Segment Open

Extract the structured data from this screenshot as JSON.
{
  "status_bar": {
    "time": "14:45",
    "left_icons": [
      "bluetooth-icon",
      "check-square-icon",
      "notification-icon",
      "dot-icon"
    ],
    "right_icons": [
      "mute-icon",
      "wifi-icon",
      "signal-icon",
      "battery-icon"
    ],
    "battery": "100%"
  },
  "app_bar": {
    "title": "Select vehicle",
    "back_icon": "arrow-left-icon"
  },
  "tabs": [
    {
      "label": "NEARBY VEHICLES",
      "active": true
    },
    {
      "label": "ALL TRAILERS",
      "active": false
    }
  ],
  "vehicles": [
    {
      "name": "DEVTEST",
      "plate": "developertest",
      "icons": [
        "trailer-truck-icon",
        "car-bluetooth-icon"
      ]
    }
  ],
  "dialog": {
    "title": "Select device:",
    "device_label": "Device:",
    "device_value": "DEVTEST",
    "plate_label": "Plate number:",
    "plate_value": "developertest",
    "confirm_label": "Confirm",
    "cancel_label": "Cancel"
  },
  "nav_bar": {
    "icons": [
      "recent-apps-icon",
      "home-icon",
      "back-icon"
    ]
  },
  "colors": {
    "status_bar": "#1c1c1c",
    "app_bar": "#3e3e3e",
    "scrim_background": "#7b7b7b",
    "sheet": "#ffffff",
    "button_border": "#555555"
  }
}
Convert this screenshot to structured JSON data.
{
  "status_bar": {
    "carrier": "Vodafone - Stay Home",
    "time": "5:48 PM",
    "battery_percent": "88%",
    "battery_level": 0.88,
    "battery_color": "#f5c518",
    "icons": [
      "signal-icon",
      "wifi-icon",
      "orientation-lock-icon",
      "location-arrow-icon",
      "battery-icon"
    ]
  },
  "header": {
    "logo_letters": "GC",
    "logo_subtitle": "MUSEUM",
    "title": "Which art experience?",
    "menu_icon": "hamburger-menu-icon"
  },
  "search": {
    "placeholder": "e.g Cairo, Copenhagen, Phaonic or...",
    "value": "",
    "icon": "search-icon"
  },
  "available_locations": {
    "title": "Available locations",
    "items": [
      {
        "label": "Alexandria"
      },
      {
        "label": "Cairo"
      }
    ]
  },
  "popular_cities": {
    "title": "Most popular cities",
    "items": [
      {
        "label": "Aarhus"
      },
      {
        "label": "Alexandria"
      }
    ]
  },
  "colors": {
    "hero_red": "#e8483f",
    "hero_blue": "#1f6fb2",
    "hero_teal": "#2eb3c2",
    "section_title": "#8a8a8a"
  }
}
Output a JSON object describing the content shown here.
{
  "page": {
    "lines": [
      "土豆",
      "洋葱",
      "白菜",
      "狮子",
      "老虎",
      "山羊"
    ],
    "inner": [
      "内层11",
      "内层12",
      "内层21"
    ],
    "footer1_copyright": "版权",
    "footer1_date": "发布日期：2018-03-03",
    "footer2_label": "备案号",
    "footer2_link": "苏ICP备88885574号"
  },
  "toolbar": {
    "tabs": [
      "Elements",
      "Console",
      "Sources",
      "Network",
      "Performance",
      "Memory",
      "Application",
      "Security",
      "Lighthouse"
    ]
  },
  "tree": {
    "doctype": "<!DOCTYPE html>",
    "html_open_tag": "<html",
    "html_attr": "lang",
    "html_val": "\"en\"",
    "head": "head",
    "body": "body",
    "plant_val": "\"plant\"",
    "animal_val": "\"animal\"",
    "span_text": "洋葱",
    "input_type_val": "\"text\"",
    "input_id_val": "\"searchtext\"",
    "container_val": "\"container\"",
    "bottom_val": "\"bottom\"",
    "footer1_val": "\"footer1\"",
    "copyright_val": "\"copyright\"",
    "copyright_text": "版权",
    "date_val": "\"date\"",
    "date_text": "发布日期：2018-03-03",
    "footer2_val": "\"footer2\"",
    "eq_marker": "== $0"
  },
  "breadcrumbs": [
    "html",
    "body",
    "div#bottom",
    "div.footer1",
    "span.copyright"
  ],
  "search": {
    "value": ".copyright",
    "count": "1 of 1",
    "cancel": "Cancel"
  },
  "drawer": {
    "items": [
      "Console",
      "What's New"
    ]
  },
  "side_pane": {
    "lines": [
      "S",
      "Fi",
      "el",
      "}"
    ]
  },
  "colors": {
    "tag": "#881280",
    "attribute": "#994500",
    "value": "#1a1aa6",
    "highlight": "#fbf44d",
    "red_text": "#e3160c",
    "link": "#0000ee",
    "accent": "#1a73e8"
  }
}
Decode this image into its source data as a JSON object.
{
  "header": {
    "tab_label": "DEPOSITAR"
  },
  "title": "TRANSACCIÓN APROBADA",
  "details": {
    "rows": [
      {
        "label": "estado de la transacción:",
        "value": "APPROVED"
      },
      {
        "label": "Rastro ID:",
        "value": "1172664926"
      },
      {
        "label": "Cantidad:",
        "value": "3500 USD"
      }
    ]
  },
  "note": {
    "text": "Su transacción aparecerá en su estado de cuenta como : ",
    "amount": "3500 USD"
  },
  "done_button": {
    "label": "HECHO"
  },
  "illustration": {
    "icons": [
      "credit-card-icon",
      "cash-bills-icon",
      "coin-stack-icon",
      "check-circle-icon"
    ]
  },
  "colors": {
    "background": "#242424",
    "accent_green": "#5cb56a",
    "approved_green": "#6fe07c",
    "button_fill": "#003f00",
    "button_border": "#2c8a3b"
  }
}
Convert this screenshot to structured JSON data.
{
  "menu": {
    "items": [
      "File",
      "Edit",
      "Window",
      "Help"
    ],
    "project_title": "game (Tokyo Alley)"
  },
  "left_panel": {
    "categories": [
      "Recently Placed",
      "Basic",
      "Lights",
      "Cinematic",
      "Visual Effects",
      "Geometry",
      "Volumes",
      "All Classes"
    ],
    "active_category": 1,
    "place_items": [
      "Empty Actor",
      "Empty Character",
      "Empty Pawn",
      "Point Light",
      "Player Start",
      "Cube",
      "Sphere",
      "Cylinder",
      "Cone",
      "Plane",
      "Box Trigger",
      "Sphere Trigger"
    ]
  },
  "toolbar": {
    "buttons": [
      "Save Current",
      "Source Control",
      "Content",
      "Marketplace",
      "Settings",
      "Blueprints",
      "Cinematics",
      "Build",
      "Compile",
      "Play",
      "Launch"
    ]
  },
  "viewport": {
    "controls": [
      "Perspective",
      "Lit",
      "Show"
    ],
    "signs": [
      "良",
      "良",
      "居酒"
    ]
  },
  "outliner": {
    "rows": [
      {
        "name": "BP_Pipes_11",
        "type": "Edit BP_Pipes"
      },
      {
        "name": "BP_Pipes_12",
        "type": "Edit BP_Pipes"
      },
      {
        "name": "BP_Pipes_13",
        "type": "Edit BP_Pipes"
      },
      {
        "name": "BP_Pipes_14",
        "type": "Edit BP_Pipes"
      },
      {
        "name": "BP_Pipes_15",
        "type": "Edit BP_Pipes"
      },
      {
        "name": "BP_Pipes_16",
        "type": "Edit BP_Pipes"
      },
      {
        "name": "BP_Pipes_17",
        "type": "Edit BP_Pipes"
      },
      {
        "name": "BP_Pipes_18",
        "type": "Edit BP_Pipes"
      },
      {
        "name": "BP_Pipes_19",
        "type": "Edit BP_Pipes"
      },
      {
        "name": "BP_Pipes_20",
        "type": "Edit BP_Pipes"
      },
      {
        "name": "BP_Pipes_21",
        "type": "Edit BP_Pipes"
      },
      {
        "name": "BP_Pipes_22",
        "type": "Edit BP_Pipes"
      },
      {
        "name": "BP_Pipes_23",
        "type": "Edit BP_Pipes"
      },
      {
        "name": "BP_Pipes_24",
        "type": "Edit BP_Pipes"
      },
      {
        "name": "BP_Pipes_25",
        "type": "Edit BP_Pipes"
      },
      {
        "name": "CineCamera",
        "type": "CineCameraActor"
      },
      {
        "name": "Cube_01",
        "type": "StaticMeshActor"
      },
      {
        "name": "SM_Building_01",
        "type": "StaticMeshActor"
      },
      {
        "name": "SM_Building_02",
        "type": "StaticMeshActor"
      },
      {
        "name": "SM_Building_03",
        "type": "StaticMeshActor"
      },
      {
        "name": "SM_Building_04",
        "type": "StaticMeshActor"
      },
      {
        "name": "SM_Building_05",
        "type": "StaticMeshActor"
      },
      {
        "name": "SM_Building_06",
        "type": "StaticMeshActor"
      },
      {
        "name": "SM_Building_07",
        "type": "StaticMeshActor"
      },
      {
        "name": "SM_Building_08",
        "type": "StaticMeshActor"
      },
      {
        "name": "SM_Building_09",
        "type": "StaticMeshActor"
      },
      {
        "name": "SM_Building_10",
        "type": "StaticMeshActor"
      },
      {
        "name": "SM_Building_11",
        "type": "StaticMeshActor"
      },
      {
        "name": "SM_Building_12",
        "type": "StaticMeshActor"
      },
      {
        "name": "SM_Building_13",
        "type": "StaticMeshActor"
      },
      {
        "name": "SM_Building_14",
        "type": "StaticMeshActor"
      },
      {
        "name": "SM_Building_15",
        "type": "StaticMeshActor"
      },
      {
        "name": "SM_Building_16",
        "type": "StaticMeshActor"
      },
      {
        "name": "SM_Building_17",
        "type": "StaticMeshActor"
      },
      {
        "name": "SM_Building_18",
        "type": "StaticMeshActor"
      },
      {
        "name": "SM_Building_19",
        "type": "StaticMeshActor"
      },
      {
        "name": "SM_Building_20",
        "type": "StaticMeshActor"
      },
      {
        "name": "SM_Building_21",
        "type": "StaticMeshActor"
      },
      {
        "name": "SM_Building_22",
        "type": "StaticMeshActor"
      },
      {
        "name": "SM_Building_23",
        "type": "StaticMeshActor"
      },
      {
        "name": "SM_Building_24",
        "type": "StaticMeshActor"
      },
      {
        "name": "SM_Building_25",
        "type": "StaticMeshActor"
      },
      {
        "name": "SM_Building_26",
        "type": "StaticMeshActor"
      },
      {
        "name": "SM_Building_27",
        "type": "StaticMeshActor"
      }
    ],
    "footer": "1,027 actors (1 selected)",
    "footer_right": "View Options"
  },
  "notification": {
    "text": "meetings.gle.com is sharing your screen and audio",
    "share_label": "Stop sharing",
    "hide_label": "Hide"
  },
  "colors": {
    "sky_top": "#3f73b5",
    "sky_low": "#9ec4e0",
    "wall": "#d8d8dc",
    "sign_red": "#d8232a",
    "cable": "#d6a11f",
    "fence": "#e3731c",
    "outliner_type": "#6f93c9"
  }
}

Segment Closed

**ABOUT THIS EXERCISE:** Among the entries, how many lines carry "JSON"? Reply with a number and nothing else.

**EXERCISE RESULT:** 5